Element data from apps and pages:

-- Opening Marker --

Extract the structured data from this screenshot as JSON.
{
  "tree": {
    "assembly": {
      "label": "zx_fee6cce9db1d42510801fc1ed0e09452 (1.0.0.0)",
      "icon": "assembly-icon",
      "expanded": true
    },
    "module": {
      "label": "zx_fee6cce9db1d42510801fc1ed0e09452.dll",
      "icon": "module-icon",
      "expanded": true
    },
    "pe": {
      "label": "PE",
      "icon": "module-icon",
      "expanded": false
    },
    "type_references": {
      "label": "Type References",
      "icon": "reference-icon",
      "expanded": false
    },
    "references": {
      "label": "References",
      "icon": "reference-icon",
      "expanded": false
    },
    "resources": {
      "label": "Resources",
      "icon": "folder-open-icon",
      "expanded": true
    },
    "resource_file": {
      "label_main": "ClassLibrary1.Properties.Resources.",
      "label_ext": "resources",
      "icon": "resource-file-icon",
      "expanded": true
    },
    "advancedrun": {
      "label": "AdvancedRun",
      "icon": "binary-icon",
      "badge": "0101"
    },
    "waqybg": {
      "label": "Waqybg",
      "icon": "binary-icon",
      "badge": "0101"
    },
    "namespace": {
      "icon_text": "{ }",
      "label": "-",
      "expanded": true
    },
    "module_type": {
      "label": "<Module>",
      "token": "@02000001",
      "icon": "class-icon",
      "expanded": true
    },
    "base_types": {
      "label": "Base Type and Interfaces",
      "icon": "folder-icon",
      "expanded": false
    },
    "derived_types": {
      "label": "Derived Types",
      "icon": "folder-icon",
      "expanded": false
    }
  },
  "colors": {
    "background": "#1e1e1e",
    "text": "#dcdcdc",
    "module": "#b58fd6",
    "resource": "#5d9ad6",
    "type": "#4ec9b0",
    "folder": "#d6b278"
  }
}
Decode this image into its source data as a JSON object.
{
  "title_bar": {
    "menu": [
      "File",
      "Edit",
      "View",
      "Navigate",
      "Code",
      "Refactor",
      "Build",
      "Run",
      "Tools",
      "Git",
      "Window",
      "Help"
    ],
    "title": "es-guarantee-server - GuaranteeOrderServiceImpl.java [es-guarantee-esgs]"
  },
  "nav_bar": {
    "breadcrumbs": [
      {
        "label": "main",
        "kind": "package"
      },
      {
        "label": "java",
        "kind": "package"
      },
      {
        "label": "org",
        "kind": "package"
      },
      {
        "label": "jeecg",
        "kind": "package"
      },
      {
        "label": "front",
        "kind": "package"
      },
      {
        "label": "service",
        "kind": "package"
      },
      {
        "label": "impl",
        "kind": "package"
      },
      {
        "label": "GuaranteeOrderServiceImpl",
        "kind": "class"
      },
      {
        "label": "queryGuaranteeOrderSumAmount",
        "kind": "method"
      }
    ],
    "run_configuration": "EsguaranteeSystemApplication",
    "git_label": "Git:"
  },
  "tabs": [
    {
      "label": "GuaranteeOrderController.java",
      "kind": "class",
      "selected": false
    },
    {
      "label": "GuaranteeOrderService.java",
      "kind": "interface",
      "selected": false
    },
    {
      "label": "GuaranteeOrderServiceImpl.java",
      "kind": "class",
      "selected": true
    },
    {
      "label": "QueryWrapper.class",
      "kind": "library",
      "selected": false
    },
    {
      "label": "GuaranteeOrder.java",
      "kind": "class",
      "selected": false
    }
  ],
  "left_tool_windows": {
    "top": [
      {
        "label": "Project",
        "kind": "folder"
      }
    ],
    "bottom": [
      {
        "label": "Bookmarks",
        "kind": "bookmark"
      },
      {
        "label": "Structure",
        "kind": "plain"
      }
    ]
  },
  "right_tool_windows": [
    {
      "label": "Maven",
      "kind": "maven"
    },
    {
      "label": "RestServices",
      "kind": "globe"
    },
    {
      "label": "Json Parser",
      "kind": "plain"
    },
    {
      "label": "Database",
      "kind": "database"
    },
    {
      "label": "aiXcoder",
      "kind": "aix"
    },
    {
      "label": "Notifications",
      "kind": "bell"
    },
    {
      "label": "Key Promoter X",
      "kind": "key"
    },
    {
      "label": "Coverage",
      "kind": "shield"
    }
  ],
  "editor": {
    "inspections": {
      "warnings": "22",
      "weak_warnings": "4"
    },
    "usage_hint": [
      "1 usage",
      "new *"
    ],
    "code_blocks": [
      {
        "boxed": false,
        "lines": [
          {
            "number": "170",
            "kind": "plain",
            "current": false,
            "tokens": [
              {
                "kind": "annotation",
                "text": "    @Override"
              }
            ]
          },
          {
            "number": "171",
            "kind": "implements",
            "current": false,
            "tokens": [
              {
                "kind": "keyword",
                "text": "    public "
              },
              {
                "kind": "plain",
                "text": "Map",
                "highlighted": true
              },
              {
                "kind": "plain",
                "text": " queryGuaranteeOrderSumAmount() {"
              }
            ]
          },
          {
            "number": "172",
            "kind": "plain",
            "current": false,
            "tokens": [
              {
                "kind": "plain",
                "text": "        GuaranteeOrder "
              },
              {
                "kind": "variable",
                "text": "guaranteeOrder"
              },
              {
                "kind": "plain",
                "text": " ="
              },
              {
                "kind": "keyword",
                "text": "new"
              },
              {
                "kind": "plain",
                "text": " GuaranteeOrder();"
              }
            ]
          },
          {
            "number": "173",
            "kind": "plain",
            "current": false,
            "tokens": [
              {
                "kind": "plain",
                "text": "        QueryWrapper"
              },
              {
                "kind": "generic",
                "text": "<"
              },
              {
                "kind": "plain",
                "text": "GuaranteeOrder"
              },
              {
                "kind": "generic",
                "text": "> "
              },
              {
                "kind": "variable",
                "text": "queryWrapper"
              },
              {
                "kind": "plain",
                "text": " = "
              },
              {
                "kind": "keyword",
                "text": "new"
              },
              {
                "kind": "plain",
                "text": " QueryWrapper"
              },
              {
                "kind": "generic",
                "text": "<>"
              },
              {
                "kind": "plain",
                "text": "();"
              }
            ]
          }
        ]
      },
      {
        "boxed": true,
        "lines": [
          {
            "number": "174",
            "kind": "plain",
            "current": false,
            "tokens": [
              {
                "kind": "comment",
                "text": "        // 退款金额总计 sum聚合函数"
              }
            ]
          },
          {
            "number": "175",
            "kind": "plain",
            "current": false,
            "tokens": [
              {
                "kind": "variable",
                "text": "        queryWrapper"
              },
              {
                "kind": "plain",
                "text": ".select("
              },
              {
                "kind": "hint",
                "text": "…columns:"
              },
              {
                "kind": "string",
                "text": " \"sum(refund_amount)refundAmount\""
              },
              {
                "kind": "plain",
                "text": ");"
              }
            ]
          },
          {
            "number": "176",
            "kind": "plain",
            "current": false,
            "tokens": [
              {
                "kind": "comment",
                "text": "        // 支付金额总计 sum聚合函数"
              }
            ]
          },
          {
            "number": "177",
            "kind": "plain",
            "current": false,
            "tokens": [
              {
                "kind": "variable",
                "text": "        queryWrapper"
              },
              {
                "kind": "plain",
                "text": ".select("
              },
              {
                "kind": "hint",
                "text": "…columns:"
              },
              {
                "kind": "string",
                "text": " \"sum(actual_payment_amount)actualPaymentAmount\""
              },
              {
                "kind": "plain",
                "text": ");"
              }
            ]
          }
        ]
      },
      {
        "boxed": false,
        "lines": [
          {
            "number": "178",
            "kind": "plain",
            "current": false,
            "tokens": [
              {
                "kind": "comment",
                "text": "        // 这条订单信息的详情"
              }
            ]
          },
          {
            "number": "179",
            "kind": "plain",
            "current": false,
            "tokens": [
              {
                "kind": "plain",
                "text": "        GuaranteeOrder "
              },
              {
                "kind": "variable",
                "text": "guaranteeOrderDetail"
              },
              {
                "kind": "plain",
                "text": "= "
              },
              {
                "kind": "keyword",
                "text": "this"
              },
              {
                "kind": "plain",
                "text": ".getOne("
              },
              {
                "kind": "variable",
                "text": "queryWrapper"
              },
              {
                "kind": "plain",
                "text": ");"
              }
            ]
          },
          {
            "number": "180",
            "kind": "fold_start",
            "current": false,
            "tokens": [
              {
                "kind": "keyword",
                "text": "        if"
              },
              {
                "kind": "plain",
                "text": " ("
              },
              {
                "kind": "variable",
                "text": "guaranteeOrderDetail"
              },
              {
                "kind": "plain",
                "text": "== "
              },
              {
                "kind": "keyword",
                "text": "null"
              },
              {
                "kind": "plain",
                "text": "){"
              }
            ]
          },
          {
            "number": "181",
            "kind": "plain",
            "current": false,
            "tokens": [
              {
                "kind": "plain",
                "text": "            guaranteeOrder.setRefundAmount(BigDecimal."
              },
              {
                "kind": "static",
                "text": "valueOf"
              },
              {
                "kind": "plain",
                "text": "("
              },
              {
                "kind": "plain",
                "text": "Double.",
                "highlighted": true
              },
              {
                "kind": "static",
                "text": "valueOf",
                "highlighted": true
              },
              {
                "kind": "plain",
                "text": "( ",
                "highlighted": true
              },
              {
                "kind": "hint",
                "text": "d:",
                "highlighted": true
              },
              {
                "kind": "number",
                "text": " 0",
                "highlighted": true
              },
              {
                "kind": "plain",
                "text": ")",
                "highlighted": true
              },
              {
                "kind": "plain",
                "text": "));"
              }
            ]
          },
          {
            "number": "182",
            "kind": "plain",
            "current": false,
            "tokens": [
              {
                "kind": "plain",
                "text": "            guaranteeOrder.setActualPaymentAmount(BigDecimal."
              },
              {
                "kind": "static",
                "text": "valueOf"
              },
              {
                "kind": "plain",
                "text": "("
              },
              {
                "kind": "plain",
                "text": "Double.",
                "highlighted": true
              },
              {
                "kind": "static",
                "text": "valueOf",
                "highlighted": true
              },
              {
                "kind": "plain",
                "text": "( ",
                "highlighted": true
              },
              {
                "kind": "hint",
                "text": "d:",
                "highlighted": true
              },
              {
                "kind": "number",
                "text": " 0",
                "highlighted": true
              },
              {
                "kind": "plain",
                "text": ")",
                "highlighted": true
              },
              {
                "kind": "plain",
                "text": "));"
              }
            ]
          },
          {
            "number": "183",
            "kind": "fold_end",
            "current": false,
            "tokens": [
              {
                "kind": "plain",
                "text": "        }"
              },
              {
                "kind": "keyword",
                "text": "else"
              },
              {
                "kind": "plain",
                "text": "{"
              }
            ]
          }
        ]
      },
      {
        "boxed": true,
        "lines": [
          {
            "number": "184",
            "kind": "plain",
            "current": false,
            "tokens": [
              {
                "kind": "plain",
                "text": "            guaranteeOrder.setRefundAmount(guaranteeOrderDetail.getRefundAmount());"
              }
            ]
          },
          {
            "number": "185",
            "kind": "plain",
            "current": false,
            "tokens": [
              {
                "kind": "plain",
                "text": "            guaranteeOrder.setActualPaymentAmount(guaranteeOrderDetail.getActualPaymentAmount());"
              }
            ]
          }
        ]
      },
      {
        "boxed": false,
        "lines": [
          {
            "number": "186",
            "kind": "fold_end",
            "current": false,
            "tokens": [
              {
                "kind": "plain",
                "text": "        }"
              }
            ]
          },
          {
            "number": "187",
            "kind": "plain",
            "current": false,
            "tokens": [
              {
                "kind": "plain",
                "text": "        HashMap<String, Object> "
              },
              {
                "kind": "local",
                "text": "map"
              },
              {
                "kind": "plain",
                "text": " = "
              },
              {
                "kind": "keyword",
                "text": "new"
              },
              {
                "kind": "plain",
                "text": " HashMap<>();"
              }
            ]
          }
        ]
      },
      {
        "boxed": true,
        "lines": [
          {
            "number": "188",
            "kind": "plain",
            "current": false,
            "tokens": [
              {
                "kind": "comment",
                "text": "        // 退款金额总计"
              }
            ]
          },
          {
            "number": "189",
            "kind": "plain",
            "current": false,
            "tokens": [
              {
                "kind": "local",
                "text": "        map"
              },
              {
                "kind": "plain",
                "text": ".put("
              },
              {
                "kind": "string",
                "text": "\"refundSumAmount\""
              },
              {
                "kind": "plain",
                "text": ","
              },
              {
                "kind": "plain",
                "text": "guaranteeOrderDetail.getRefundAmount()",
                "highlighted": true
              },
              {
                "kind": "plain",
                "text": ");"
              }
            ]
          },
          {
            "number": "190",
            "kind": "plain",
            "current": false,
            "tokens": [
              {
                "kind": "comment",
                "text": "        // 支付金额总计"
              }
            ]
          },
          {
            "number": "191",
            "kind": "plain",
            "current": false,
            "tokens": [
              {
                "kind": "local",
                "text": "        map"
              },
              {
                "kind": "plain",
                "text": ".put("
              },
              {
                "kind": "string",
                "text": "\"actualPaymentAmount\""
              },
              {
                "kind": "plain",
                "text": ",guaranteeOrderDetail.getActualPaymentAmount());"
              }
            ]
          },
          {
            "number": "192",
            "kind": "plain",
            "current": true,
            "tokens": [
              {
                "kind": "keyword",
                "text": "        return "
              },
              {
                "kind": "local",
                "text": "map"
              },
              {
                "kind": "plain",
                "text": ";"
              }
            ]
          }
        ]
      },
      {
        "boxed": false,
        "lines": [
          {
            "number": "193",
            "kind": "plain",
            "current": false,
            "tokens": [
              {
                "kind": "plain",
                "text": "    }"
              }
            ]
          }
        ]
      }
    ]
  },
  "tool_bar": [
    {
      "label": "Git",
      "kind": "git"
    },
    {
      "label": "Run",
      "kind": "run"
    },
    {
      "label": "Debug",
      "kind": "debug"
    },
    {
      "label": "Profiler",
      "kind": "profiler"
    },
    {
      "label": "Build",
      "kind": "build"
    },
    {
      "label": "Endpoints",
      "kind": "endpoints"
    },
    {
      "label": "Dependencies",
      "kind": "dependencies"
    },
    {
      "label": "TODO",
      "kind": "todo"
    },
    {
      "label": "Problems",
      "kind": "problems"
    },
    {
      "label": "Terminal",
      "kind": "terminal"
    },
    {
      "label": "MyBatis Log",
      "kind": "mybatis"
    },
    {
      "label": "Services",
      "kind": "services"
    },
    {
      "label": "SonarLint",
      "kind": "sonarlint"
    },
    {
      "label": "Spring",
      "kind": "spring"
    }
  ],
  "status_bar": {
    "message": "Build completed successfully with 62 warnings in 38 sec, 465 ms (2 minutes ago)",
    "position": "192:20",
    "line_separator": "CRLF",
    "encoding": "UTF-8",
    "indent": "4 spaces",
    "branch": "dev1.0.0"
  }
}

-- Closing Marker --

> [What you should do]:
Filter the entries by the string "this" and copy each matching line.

> [Result of the task]:
Extract the structured data from this screenshot as JSON.
Decode this image into its source data as a JSON object.
                "text": "this"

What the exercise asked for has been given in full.